Corporate union busters draw first blood in Ohio
by Bob Fitrakis & Harvey Wasserman
March 3, 2011
While thousands of protestors chanted, spoke and sang inside and outside the statehouse for the past two weeks (SB 5 Rally), the Ohio Senate voted 17-16 on Senate Bill 5, a bill that will slash collective bargaining for state workers by banning strikes and giving local officials the right to settle disputes. The bill, among other things, also eliminates all paid sick days from teachers.
The vote came amid shouts of "shame on you" and widespread booing from the diverse crowd of teachers, police, firefighters, construction workers, state employees and more.
In order to vote the bill out of committee, Republican Senate President Tom Niehaus had to remove two key Republican senators who opposed the bill from crucial committees. Both Senators Scott Oelslager of Canton and Bill Seitz of Cincinnati were yanked from their posts. The removal of Seitz broke a committee stalemate and allowed the bill to come to the floor with a 7-5 vote.

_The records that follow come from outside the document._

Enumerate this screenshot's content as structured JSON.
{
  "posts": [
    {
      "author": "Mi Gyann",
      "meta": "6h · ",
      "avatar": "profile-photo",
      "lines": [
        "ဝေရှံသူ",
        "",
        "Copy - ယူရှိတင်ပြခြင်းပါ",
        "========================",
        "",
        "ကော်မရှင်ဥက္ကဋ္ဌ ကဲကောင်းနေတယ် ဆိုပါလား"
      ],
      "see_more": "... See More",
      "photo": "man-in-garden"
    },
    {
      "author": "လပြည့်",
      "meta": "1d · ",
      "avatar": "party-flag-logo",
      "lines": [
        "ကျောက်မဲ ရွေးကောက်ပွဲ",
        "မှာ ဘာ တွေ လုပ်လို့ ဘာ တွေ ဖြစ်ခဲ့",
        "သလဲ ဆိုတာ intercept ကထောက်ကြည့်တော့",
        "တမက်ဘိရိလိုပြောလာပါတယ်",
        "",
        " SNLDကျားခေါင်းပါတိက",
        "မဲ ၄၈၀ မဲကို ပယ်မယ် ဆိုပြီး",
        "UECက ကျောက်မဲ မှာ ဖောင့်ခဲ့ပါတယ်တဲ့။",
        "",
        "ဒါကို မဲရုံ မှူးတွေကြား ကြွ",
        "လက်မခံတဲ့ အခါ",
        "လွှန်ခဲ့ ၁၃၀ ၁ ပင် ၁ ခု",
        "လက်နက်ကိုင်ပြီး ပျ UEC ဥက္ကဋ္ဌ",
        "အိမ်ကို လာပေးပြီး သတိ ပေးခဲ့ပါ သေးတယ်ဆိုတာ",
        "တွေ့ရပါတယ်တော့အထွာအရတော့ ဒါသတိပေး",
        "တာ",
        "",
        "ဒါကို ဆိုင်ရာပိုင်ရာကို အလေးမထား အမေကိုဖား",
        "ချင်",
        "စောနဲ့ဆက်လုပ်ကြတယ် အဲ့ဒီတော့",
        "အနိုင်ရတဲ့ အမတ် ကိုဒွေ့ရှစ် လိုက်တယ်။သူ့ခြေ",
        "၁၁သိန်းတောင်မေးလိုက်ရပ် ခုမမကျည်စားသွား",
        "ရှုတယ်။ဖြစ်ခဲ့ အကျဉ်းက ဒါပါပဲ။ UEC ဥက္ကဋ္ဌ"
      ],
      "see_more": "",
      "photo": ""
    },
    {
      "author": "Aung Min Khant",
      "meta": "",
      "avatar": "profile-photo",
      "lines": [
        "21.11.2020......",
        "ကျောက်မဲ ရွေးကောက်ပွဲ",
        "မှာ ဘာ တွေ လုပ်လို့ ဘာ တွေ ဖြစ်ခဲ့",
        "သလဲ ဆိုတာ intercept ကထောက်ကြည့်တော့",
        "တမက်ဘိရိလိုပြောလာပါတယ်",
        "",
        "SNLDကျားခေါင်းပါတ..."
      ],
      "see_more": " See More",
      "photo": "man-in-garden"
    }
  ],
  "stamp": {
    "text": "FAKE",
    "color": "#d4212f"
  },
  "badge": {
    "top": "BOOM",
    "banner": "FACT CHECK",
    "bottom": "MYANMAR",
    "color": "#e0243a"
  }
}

Ultra-conservative Senator Timothy Grendell of rural Chesterland, Ohio demounced the bill as "unconstitutional" pointing out that it prohibits union members from talking with elected public officials during negotiations and labels such activity as an unfair labor practice. Seitz echoed this theme: "It's an unfair labor practice if they exercise their First Amendment right to call up their Councilman."
The bill now goes to the Ohio House, where it is fast-tracked and anticipated to pass by mid-March. In the House, the passage is being orchestrated by House Speaker Bill Batchelder. The Free Press has reported in the past of Batchelder's ties to the secretive Council for National Policy.
Chip Berlet of Political Research Associates describes CNP members as not only traditional conservatives, but also nativists, xenophobes, white racial supremacists, homophobes, sexists, militarists, authoritarians, reactionaries and "in some cases outright neo-fascists."
The Democrats do not hold enough seats in either house to deny the GOP a quorum, as is being done in Wisconsin and Indiana.
Kasich has blamed budget problems on state workers. But a rich person's repeal of Ohio's estate tax has cost the state a long-standing multi-million-dollar revenue stream. Like Governor Scott Walker of Wisconsin, Kasich also has rejected a big federal grant ($400 million) to upgrade the state's passenger rail system, which would have created at least a thousand direct jobs and thousands more indirectly, along with a jump in state tax revenue.
Kasich meanwhile has given his chief of staff a substantial pay hike over that his predecessor. He has hired at least four commissioners to sit on a "job creation" panel with annual salaries of roughly $150,000 each. The commission has been structured to operate without formal accountability to the legislature or taxpayers of the state. Kasich has already succeeded in privatizing the state's department of development.